#### SOURCE DATA
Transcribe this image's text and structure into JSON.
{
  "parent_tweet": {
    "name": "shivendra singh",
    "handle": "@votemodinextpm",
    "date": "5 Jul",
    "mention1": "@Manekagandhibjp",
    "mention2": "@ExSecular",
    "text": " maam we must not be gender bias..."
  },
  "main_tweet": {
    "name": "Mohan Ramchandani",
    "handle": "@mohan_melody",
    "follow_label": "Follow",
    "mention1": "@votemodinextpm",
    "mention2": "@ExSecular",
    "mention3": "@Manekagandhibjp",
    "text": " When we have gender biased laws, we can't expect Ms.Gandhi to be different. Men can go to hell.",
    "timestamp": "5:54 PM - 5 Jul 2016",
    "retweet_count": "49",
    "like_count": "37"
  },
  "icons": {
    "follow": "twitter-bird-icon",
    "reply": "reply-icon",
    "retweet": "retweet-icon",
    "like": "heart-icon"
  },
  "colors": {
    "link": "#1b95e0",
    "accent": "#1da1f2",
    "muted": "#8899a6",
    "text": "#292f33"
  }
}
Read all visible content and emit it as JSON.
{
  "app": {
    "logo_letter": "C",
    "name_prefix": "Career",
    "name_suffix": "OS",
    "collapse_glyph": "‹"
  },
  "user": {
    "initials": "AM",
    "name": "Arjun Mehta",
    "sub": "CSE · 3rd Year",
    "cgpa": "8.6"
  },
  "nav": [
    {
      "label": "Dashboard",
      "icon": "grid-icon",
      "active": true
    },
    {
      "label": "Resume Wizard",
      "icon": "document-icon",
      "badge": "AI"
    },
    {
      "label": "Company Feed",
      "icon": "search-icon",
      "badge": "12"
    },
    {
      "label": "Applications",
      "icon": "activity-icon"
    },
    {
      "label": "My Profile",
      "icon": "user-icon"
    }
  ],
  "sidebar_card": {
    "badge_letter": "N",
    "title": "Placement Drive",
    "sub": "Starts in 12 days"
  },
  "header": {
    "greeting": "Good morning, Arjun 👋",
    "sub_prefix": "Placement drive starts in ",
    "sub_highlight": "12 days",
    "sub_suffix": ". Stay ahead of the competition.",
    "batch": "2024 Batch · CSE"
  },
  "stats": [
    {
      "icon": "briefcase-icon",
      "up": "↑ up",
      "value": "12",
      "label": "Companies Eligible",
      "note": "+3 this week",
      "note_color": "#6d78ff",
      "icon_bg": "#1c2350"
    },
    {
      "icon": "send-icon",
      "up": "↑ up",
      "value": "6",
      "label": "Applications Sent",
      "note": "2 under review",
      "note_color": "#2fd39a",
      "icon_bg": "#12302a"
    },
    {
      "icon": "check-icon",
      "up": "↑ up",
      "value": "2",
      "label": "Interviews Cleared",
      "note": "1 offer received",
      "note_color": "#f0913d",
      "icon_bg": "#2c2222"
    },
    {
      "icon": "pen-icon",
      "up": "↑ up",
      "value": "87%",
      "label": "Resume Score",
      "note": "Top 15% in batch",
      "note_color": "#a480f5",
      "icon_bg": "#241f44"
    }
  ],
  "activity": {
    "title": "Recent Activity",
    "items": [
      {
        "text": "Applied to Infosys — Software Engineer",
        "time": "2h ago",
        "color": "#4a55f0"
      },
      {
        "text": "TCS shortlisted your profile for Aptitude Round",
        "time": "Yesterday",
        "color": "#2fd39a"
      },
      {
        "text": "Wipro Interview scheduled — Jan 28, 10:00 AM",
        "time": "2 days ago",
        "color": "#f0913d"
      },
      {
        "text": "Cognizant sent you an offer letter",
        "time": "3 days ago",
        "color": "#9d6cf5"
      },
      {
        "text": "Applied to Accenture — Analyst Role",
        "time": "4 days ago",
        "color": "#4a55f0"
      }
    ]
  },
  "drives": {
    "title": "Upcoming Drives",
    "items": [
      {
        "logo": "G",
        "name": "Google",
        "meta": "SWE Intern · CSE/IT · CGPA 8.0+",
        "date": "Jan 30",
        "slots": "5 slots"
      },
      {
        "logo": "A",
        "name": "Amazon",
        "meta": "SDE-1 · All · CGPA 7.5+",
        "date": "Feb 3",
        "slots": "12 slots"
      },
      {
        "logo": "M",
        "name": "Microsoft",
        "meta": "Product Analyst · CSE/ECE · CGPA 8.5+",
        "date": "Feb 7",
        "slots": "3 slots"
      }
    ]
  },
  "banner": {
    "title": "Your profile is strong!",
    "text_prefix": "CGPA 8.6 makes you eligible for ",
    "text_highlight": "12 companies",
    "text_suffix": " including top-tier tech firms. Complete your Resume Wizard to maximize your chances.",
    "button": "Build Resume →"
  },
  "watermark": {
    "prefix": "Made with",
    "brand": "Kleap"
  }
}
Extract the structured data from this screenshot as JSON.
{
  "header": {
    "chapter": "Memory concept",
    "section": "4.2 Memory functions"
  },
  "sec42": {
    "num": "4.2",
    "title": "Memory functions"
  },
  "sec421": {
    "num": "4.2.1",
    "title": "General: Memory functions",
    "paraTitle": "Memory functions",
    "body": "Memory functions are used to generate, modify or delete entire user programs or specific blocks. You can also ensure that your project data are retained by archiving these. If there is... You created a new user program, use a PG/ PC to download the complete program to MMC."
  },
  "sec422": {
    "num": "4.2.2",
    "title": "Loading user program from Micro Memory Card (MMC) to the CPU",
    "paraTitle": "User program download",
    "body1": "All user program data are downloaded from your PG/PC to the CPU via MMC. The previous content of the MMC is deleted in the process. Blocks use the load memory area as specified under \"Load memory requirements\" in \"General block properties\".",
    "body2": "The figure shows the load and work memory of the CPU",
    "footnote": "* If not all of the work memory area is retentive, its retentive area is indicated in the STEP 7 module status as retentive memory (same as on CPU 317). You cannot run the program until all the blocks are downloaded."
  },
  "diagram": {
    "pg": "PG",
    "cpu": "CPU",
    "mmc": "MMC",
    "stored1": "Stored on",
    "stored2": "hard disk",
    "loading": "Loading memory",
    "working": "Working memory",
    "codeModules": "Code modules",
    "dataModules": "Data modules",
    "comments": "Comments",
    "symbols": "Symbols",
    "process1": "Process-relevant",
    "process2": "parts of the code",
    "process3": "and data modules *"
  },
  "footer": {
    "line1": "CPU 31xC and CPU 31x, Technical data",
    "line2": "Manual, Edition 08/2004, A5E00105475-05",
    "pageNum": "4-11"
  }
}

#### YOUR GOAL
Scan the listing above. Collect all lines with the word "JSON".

#### REPLY TO THE EXERCISE
Transcribe this image's text and structure into JSON.
Read all visible content and emit it as JSON.
Extract the structured data from this screenshot as JSON.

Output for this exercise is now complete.